My goal was to put it (the Syrian crisis) in perspective and to translate everything that happens — reconstruct the history and to help the people to understand the Syrian refugee puzzle and to express it through their voices.
For me, it was important that they tell the story.”
— Oscar-nominated director Evgeny Afineevsky on his riveting documentary “Cries From Syria”
Having read some of the many reviews and articles about the documentary “Cries From Syria,” I watched its broadcast on HBO last night with much anticipation.
It made me hear the cries of suffering Syrians with a sense of intimacy, empathy and discomfort.
The film had me in the first five minutes, with its fast-moving, concise, educational overview of the history of Syria from biblical times until now.
I was mightily impressed by how enlightening this short history lesson was: simple enough that a seventh-grader would perk up and pay attention and want to learn more.
Cut now to that now famous image of Alan Kurdi, the boy who washed ashore on a Turkish after a boat carrying Syrian refugees sank and a reminder of his story and an overview of the desperation of Syrians fleeing their country’s evil leader.
Then we get up-close and personal stories after more stories of the horrors that have been inflicted on Syrians and resistors to the cruel regime of Syria’s leader, Bashar Al-Assad.
Assad, by the way, is a British-trained physician with that calm, refined demeanor of his. Maybe the world would pay more attention to him and his war crimes if he were out in front of the TV cameras every day with a Hitleresque mustache and military uniform screaming and shouting, like so many high-profile mass killers do.
This is a British-educated doctor who deliberately bombed water sources that cut off water for 5.5 million people in and around Syria’s capital Damascus.
The documentary gives us portraits of brave and inspiring resistors who stood up to Assad and his blood-thirsty soldiers, like one young man who was a sort of Gandhi who led peaceful protests.
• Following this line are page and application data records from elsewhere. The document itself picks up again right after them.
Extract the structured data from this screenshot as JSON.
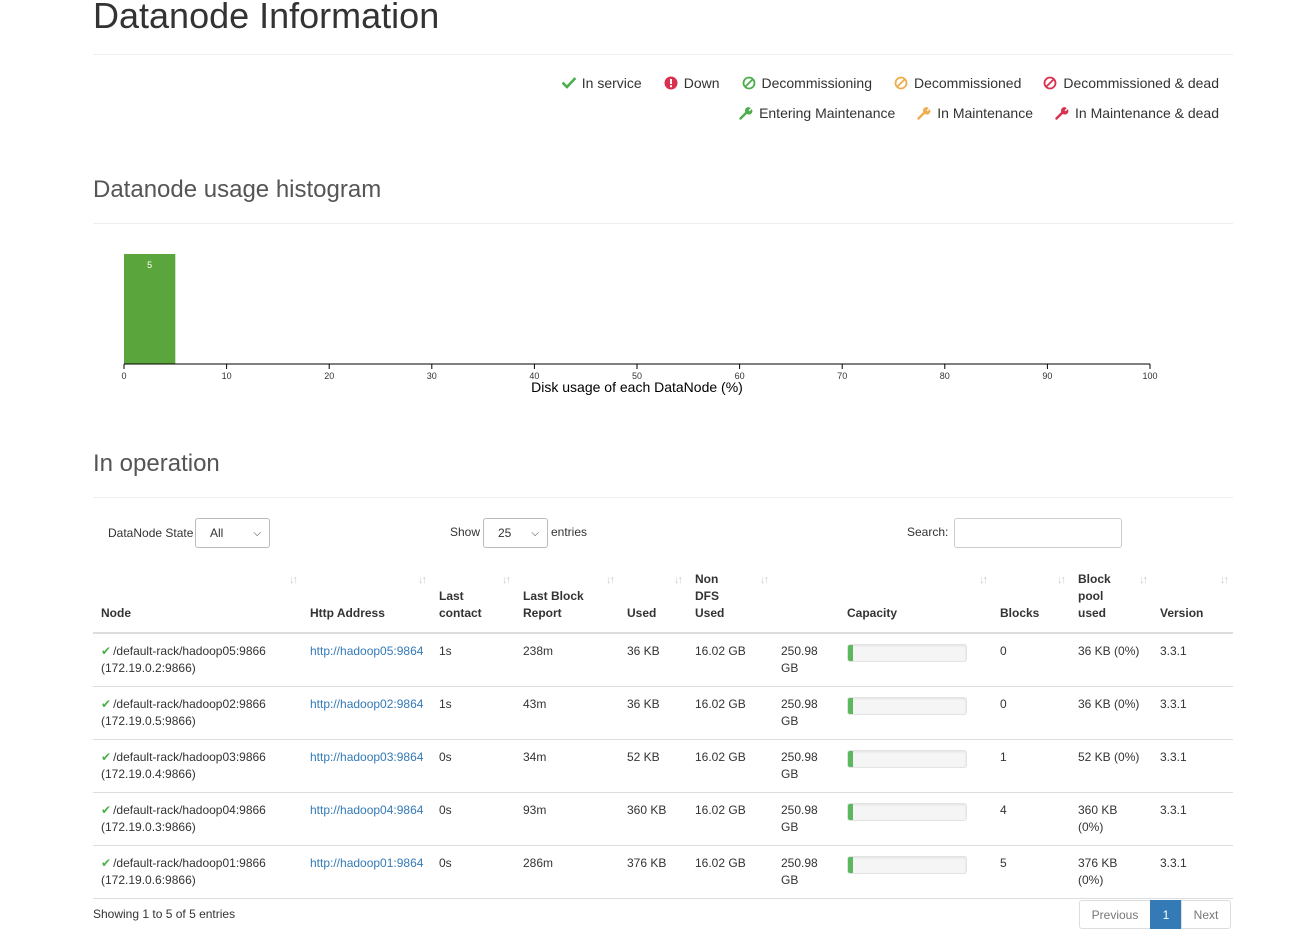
{
  "page": {
    "title": "Datanode Information"
  },
  "legend": {
    "row1": [
      {
        "label": "In service",
        "icon": "check-icon",
        "color": "#4cae4c"
      },
      {
        "label": "Down",
        "icon": "exclamation-circle-icon",
        "color": "#d9304f"
      },
      {
        "label": "Decommissioning",
        "icon": "ban-icon",
        "color": "#4cae4c"
      },
      {
        "label": "Decommissioned",
        "icon": "ban-icon",
        "color": "#f0ad4e"
      },
      {
        "label": "Decommissioned & dead",
        "icon": "ban-icon",
        "color": "#d9304f"
      }
    ],
    "row2": [
      {
        "label": "Entering Maintenance",
        "icon": "wrench-icon",
        "color": "#4cae4c"
      },
      {
        "label": "In Maintenance",
        "icon": "wrench-icon",
        "color": "#f0ad4e"
      },
      {
        "label": "In Maintenance & dead",
        "icon": "wrench-icon",
        "color": "#d9304f"
      }
    ]
  },
  "histogram": {
    "title": "Datanode usage histogram"
  },
  "chart_data": {
    "type": "bar",
    "bins": [
      [
        0,
        5
      ]
    ],
    "values": [
      5
    ],
    "xlabel": "Disk usage of each DataNode (%)",
    "xlim": [
      0,
      100
    ],
    "xticks": [
      0,
      10,
      20,
      30,
      40,
      50,
      60,
      70,
      80,
      90,
      100
    ],
    "bar_color": "#5aa53c"
  },
  "operation": {
    "title": "In operation",
    "state_label": "DataNode State",
    "state_value": "All",
    "show_label": "Show",
    "show_value": "25",
    "entries_label": "entries",
    "search_label": "Search:"
  },
  "table": {
    "headers": {
      "node": "Node",
      "http": "Http Address",
      "last_contact_1": "Last",
      "last_contact_2": "contact",
      "last_block_1": "Last Block",
      "last_block_2": "Report",
      "used": "Used",
      "nondfs_1": "Non",
      "nondfs_2": "DFS",
      "nondfs_3": "Used",
      "capacity": "Capacity",
      "blocks": "Blocks",
      "bp_1": "Block",
      "bp_2": "pool",
      "bp_3": "used",
      "version": "Version"
    },
    "rows": [
      {
        "node": "/default-rack/hadoop05:9866",
        "ip": "(172.19.0.2:9866)",
        "http": "http://hadoop05:9864",
        "last_contact": "1s",
        "last_block": "238m",
        "used": "36 KB",
        "non_dfs": "16.02 GB",
        "capacity": "250.98 GB",
        "capacity_pct": 4,
        "blocks": "0",
        "bp_used": "36 KB (0%)",
        "version": "3.3.1"
      },
      {
        "node": "/default-rack/hadoop02:9866",
        "ip": "(172.19.0.5:9866)",
        "http": "http://hadoop02:9864",
        "last_contact": "1s",
        "last_block": "43m",
        "used": "36 KB",
        "non_dfs": "16.02 GB",
        "capacity": "250.98 GB",
        "capacity_pct": 4,
        "blocks": "0",
        "bp_used": "36 KB (0%)",
        "version": "3.3.1"
      },
      {
        "node": "/default-rack/hadoop03:9866",
        "ip": "(172.19.0.4:9866)",
        "http": "http://hadoop03:9864",
        "last_contact": "0s",
        "last_block": "34m",
        "used": "52 KB",
        "non_dfs": "16.02 GB",
        "capacity": "250.98 GB",
        "capacity_pct": 4,
        "blocks": "1",
        "bp_used": "52 KB (0%)",
        "version": "3.3.1"
      },
      {
        "node": "/default-rack/hadoop04:9866",
        "ip": "(172.19.0.3:9866)",
        "http": "http://hadoop04:9864",
        "last_contact": "0s",
        "last_block": "93m",
        "used": "360 KB",
        "non_dfs": "16.02 GB",
        "capacity": "250.98 GB",
        "capacity_pct": 4,
        "blocks": "4",
        "bp_used": "360 KB (0%)",
        "version": "3.3.1"
      },
      {
        "node": "/default-rack/hadoop01:9866",
        "ip": "(172.19.0.6:9866)",
        "http": "http://hadoop01:9864",
        "last_contact": "0s",
        "last_block": "286m",
        "used": "376 KB",
        "non_dfs": "16.02 GB",
        "capacity": "250.98 GB",
        "capacity_pct": 4,
        "blocks": "5",
        "bp_used": "376 KB (0%)",
        "version": "3.3.1"
      }
    ]
  },
  "footer": {
    "info": "Showing 1 to 5 of 5 entries",
    "prev": "Previous",
    "page": "1",
    "next": "Next"
  }
}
These protesters confronted Assad’s killers face-to-face, offering them bottles of water and flowers and shouting: “We are your Syrian brothers! Why do you want to kill us? We are brothers!”
These peacemaking brothers were eventually tortured and killed. (And for the record, a lot of Assad’s former soldiers have joined the armed rebellion against him.)
The film is hard to watch, unflinching as it is in sharing footage of atrocities that make you wonder how in God’s name people can be so cruel. My bedtime prayers were informed by it.
But the film’s power lies in it’s in-your-face approach–the wakeup call that a Western world without much real knowledge of Syria and the refugee crisis needs to see.
Here’s an excerpt of what Foreign Policy Journal says about the doc, including that which the film left out.
Or better yet read the whole piece here for more background and education on “the Syrian puzzle”:
The final part of the film tells the story of Syrians fleeing the nightmare, being shot at by Turkish soldiers, having to sell everything to pay smugglers to help them get across borders, by land or sea. We again see the lifeless body of Alan Kurdi washed up on the shore.
By December 2016, an estimated 600,000 people had died in the war; 7 million Syrians became internally displaced; 4.8 million fled to Turkey, Lebanon, Jordan, Egypt, and Iraq; more than 1 million fled to Europe; and more than 13 million were in need of humanitarian assistance to survive.
Crisis from Syria is an important film. It tells a story that needs telling and emphasizing: the plight of the civilian population of Syria. In explaining how outside powers have intervened in ways that have only increased the suffering of civilians, however, the film is woefully silent about one: the government of the United States.
While the film propagates the official myth that the Obama administration didn’t get involved in Syria until the chemical weapon attack in Ghouta in 2013, the truth is the US had been intervening in Syria since at least early 2012, with the CIA funneling arms supplied by its regional partners Saudi Arabia and Qatar to rebel forces.
(Also left out is the story of how the US and Russia actually came to cooperate on ridding Syria of its chemical weapons: Obama had declared his intention to start bombing the country and his Secretary of State, John Kerry, ad-libbed a reply to a reporter’s question in which he said the Assad regime could avoid that outcome by disarming; Russian President Vladimir Putin then called on Assad to so disarm, and Assad accepted the deal, cutting the legs out from under the US’s pretext for military intervention.)…
The US role in the Syrian tragedy is also an important story that needs telling, and it’s unfortunate that the western mainstream media have instead chosen to push a propaganda narrative in which the crisis is blamed on an absence of US intervention in Syria.
Cries from Syria, whether intentionally or not, similarly whitewashes the US’s role. While this does not detract from the importance of the story it tells about the plight of the civilian population, it does limit its value for assessing what should be done to help them in their plight.
This is a question the film leaves open. It does not advocate any political—or military—solution. That is not its purpose. Its goal, rather, in Afineevsky’s words, is to show viewers the plight of Syrian civilians “from the inside out, through the eyes of those trapped in-between—many of them children—and experience their suffering, bravery, struggle, survival and hope.”
At this the film certainly succeeds. It’s at times hard to watch. You might be tempted to look away.